  • Inter Library Loan service: request copies of books and journals not held by MDX. £3 charge. Register as DL first. More info on our website.

    SCONUL Access The SCONUL Access Scheme provides reciprocal access and borrowing rights for staff and students to approximately 170 member institutions in the UK. Apply online.

  • You can use RefWorks to save and organise your references.
  • London1054
  • How do you decide if the information is any good? Especially important with the Internet.

    What do you think about this quote?
  • In groups. Hand out worksheet.

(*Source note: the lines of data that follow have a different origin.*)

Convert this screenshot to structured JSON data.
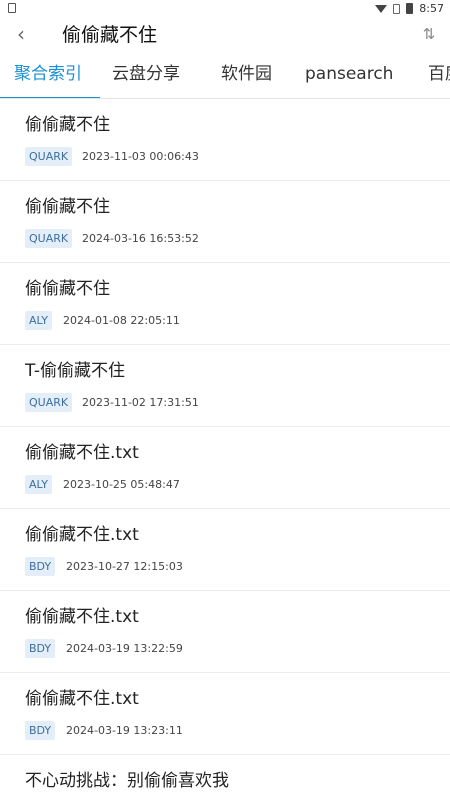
{
  "status_bar": {
    "time": "8:57"
  },
  "app_bar": {
    "title": "偷偷藏不住",
    "back_icon": "chevron-left-icon",
    "sort_icon": "sort-arrows-icon"
  },
  "tabs": [
    {
      "label": "聚合索引",
      "active": true
    },
    {
      "label": "云盘分享",
      "active": false
    },
    {
      "label": "软件园",
      "active": false
    },
    {
      "label": "pansearch",
      "active": false
    },
    {
      "label": "百度",
      "active": false
    }
  ],
  "colors": {
    "accent": "#1a8fd6",
    "badge_bg": "#e3eef8",
    "badge_text": "#3d6e9e"
  },
  "results": [
    {
      "title": "偷偷藏不住",
      "source": "QUARK",
      "time": "2023-11-03 00:06:43"
    },
    {
      "title": "偷偷藏不住",
      "source": "QUARK",
      "time": "2024-03-16 16:53:52"
    },
    {
      "title": "偷偷藏不住",
      "source": "ALY",
      "time": "2024-01-08 22:05:11"
    },
    {
      "title": "T-偷偷藏不住",
      "source": "QUARK",
      "time": "2023-11-02 17:31:51"
    },
    {
      "title": "偷偷藏不住.txt",
      "source": "ALY",
      "time": "2023-10-25 05:48:47"
    },
    {
      "title": "偷偷藏不住.txt",
      "source": "BDY",
      "time": "2023-10-27 12:15:03"
    },
    {
      "title": "偷偷藏不住.txt",
      "source": "BDY",
      "time": "2024-03-19 13:22:59"
    },
    {
      "title": "偷偷藏不住.txt",
      "source": "BDY",
      "time": "2024-03-19 13:23:11"
    },
    {
      "title": "不心动挑战：别偷偷喜欢我",
      "source": "",
      "time": ""
    }
  ]
}
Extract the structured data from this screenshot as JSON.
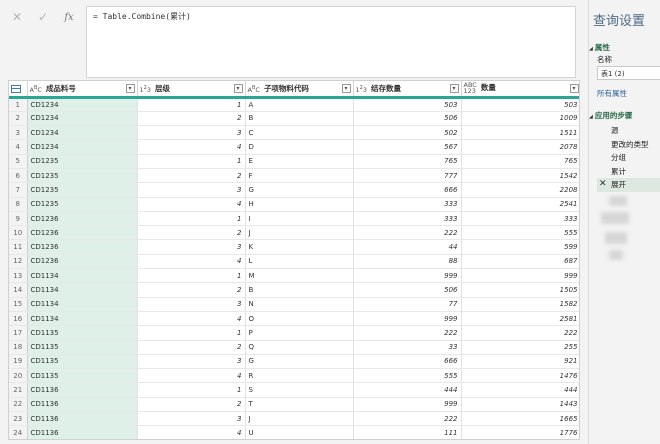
{
  "formula": {
    "cancel_icon": "✕",
    "confirm_icon": "✓",
    "fx_label": "fx",
    "text": "= Table.Combine(累计)"
  },
  "table": {
    "columns": [
      {
        "type": "ABC",
        "name": "成品料号"
      },
      {
        "type": "123",
        "name": "层级"
      },
      {
        "type": "ABC",
        "name": "子项物料代码"
      },
      {
        "type": "123",
        "name": "结存数量"
      },
      {
        "type": "ABC123",
        "name": "数量"
      }
    ],
    "rows": [
      [
        "1",
        "CD1234",
        "1",
        "A",
        "503",
        "503"
      ],
      [
        "2",
        "CD1234",
        "2",
        "B",
        "506",
        "1009"
      ],
      [
        "3",
        "CD1234",
        "3",
        "C",
        "502",
        "1511"
      ],
      [
        "4",
        "CD1234",
        "4",
        "D",
        "567",
        "2078"
      ],
      [
        "5",
        "CD1235",
        "1",
        "E",
        "765",
        "765"
      ],
      [
        "6",
        "CD1235",
        "2",
        "F",
        "777",
        "1542"
      ],
      [
        "7",
        "CD1235",
        "3",
        "G",
        "666",
        "2208"
      ],
      [
        "8",
        "CD1235",
        "4",
        "H",
        "333",
        "2541"
      ],
      [
        "9",
        "CD1236",
        "1",
        "I",
        "333",
        "333"
      ],
      [
        "10",
        "CD1236",
        "2",
        "J",
        "222",
        "555"
      ],
      [
        "11",
        "CD1236",
        "3",
        "K",
        "44",
        "599"
      ],
      [
        "12",
        "CD1236",
        "4",
        "L",
        "88",
        "687"
      ],
      [
        "13",
        "CD1134",
        "1",
        "M",
        "999",
        "999"
      ],
      [
        "14",
        "CD1134",
        "2",
        "B",
        "506",
        "1505"
      ],
      [
        "15",
        "CD1134",
        "3",
        "N",
        "77",
        "1582"
      ],
      [
        "16",
        "CD1134",
        "4",
        "O",
        "999",
        "2581"
      ],
      [
        "17",
        "CD1135",
        "1",
        "P",
        "222",
        "222"
      ],
      [
        "18",
        "CD1135",
        "2",
        "Q",
        "33",
        "255"
      ],
      [
        "19",
        "CD1135",
        "3",
        "G",
        "666",
        "921"
      ],
      [
        "20",
        "CD1135",
        "4",
        "R",
        "555",
        "1476"
      ],
      [
        "21",
        "CD1136",
        "1",
        "S",
        "444",
        "444"
      ],
      [
        "22",
        "CD1136",
        "2",
        "T",
        "999",
        "1443"
      ],
      [
        "23",
        "CD1136",
        "3",
        "J",
        "222",
        "1665"
      ],
      [
        "24",
        "CD1136",
        "4",
        "U",
        "111",
        "1776"
      ]
    ]
  },
  "panel": {
    "title": "查询设置",
    "properties_header": "属性",
    "name_label": "名称",
    "name_value": "表1 (2)",
    "all_properties_link": "所有属性",
    "applied_steps_header": "应用的步骤",
    "steps": [
      "源",
      "更改的类型",
      "分组",
      "累计",
      "展开"
    ],
    "active_step": "展开"
  },
  "colors": {
    "accent": "#2aa694",
    "selected_column": "#dff0e8",
    "panel_title": "#4e6b8a"
  }
}
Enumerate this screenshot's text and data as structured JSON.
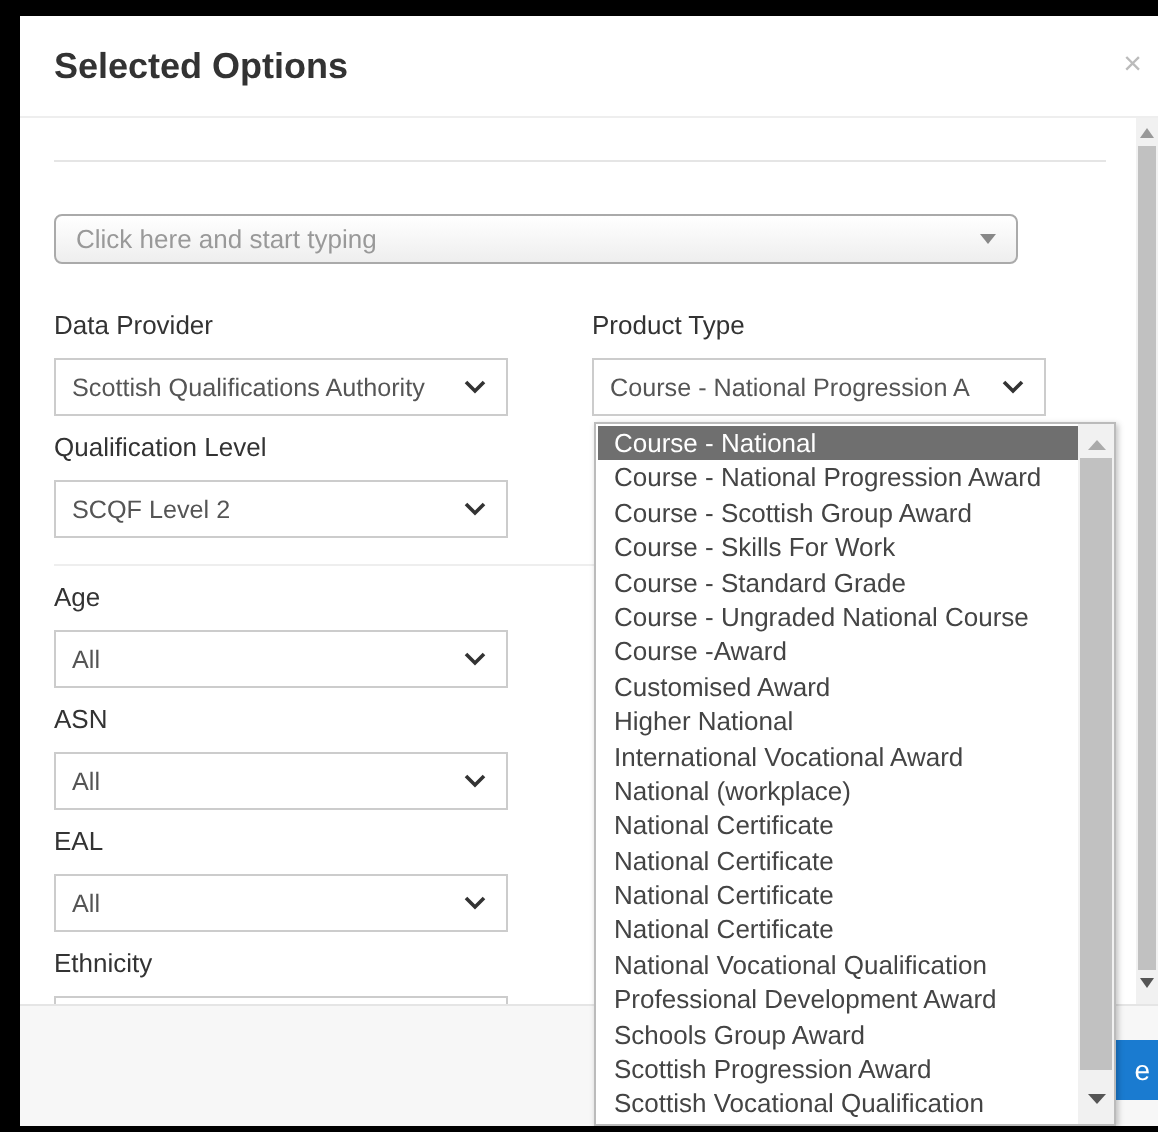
{
  "dialog": {
    "title": "Selected Options",
    "close": "×"
  },
  "search": {
    "placeholder": "Click here and start typing"
  },
  "sections": [
    {
      "fields": [
        {
          "label": "Data Provider",
          "value": "Scottish Qualifications Authority"
        },
        {
          "label": "Product Type",
          "value": "Course - National Progression A"
        },
        {
          "label": "Qualification Level",
          "value": "SCQF Level 2"
        }
      ]
    },
    {
      "fields": [
        {
          "label": "Age",
          "value": "All"
        },
        {
          "label": "ASN",
          "value": "All"
        },
        {
          "label": "EAL",
          "value": "All"
        },
        {
          "label": "Ethnicity"
        }
      ]
    }
  ],
  "product_type_options": [
    {
      "label": "Course - National",
      "selected": true
    },
    {
      "label": "Course - National Progression Award",
      "selected": false
    },
    {
      "label": "Course - Scottish Group Award",
      "selected": false
    },
    {
      "label": "Course - Skills For Work",
      "selected": false
    },
    {
      "label": "Course - Standard Grade",
      "selected": false
    },
    {
      "label": "Course - Ungraded National Course",
      "selected": false
    },
    {
      "label": "Course -Award",
      "selected": false
    },
    {
      "label": "Customised Award",
      "selected": false
    },
    {
      "label": "Higher National",
      "selected": false
    },
    {
      "label": "International Vocational Award",
      "selected": false
    },
    {
      "label": "National (workplace)",
      "selected": false
    },
    {
      "label": "National Certificate",
      "selected": false
    },
    {
      "label": "National Certificate",
      "selected": false
    },
    {
      "label": "National Certificate",
      "selected": false
    },
    {
      "label": "National Certificate",
      "selected": false
    },
    {
      "label": "National Vocational Qualification",
      "selected": false
    },
    {
      "label": "Professional Development Award",
      "selected": false
    },
    {
      "label": "Schools Group Award",
      "selected": false
    },
    {
      "label": "Scottish Progression Award",
      "selected": false
    },
    {
      "label": "Scottish Vocational Qualification",
      "selected": false
    }
  ],
  "footer": {
    "button": "e"
  }
}
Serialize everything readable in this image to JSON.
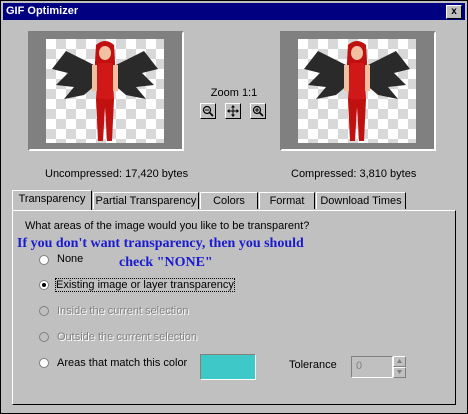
{
  "window": {
    "title": "GIF Optimizer",
    "close_label": "x"
  },
  "preview": {
    "zoom_label": "Zoom 1:1",
    "uncompressed": "Uncompressed:  17,420 bytes",
    "compressed": "Compressed: 3,810 bytes"
  },
  "tabs": [
    {
      "label": "Transparency",
      "active": true
    },
    {
      "label": "Partial Transparency"
    },
    {
      "label": "Colors"
    },
    {
      "label": "Format"
    },
    {
      "label": "Download Times"
    }
  ],
  "panel": {
    "question": "What areas of the image would you like to be transparent?",
    "annotation_line1": "If you don't want transparency, then you should",
    "annotation_line2": "check \"NONE\"",
    "options": [
      {
        "label": "None",
        "selected": false,
        "enabled": true
      },
      {
        "label": "Existing image or layer transparency",
        "selected": true,
        "enabled": true
      },
      {
        "label": "Inside the current selection",
        "selected": false,
        "enabled": false
      },
      {
        "label": "Outside the current selection",
        "selected": false,
        "enabled": false
      },
      {
        "label": "Areas that match this color",
        "selected": false,
        "enabled": true
      }
    ],
    "match_color": "#3ec8c8",
    "tolerance_label": "Tolerance",
    "tolerance_value": "0"
  }
}
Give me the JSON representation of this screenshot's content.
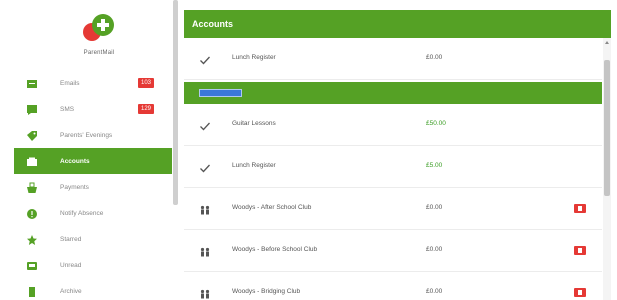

    Paul Bernal’s blog ‘The right to be forgotten roadshow- and the power of Google’
    Blog about Privacy, Human Rights, Law, The Internet, Politics and more. PB is Lecturer in Information Technology, Intellectual Property and Media Law at the University of East Anglia Law School.
    Wikipedia ‘Right to be forgotten’
    Lots of refs.
    BBC News Technology ‘What is the 'right to be forgotten'?’
    Dave Lee author is BBC Technology reporter. Contact details.
    The Guardian ‘EU to Google: expand 'right to be forgotten' to’
    Contact details for author. Substantial. Facts etc
    Computer Law & Security Review ‘The ‘Right to be Forgotten-Worth remembering?’
    Substantial article, lots of refs, peer reviewed, good source.

    Take feedback (Useful to have these 5 items open on the screen so can point things out)
  • Take feedback and discuss.

    Authority : Who is the author? What is their knowledge base/qualifications? How have they carried out their research?
    Relevance : Is this what I need? Will it answer my question? Is it at the right level?
    Intent : What is the purpose of information e.g. financial gain, propaganda, academic etc?
    Objectivity : Balanced view? Opposing views represented? Links to supporting information?
    Currency: How old is this information? When was it last updated and by whom?
  • Another resource that might be useful is

    Uni email

  • Another useful resource is British Standards online.

    Access as shown on slide.

    Can search all of the British and adopted European and International standards. Only a small number are available in full text, but we can add required standards if required up to our quota of 150.